Queen Elizabeth II battled bone marrow cancer, claims upcoming biography
British broadcaster Gyles Brandreth's upcoming book Elizabeth: An Intimate Portrait makes some shocking claims about the late Queen Elizabeth II. As per the yet-to-be-released biography, she secretly battled cancer and had a surprising reaction to the famous Prince Harry-Meghan Markle interview with Oprah Winfrey, reported The Daily Mail. The book is likely to be released on November 29, 2022.
Why does this story matter?
- Queen Elizabeth was one of the most prominent figures of the 20th and 21st centuries. She has been a constant in the biggest historical moments, ranging from World War II to the COVID-19 pandemic.
- She was the longest-reigning monarch of Britain and was on the throne for more than 70 years. She passed away on September 8, 2022, aged 96.
Queen's battle with myeloma
Brandreth reportedly claimed in the new book that Queen Elizabeth suffered from a form of myeloma, or bone marrow cancer. He attributed her weight loss, tiredness, and mobility issues in the year before her demise to cancer. He also mentioned multiple myeloma is a disease that usually affects elderly individuals. Notably, Brandreth is a former MP and a biographer of the Royal Family, too.
Queen's reaction to Harry-Markle interview with Winfrey
In 2021, the Duke and Duchess of Sussex, Prince Harry and Meghan Markle, told Oprah Winfrey in an explosive interview that one of the Royal Family members was racist about their baby news. They also spoke about Markle's mental health condition. Brandeth claimed the Queen was more concerned about Harry's well-being, and she called the Winfrey interview and the couple's Netflix deal "television nonsense."
Megxit: The Queen and Meghan Markle

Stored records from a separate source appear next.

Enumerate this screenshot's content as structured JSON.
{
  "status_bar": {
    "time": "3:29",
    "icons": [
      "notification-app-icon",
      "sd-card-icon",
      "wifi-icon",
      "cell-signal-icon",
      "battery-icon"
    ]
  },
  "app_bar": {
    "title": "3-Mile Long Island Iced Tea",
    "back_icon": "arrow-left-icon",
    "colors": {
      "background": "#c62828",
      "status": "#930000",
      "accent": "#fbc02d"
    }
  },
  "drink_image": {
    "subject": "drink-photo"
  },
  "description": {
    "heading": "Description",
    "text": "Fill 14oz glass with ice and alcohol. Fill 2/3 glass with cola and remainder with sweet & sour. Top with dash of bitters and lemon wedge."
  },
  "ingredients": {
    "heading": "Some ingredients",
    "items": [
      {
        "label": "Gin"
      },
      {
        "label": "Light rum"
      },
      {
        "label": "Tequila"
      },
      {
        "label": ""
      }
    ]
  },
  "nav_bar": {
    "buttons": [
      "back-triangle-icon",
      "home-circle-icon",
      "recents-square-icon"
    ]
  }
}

The upcoming book claims that the Queen also had a feeling that Harry was a "little over-in-love" with Markle and also "was anxious that Harry should 'find his feet' in California and 'find really useful things to do.'" After Queen Elizabeth's death, however, Markle told Variety that they shared a warm bond, and she described the monarch as a "shining example" of female leadership.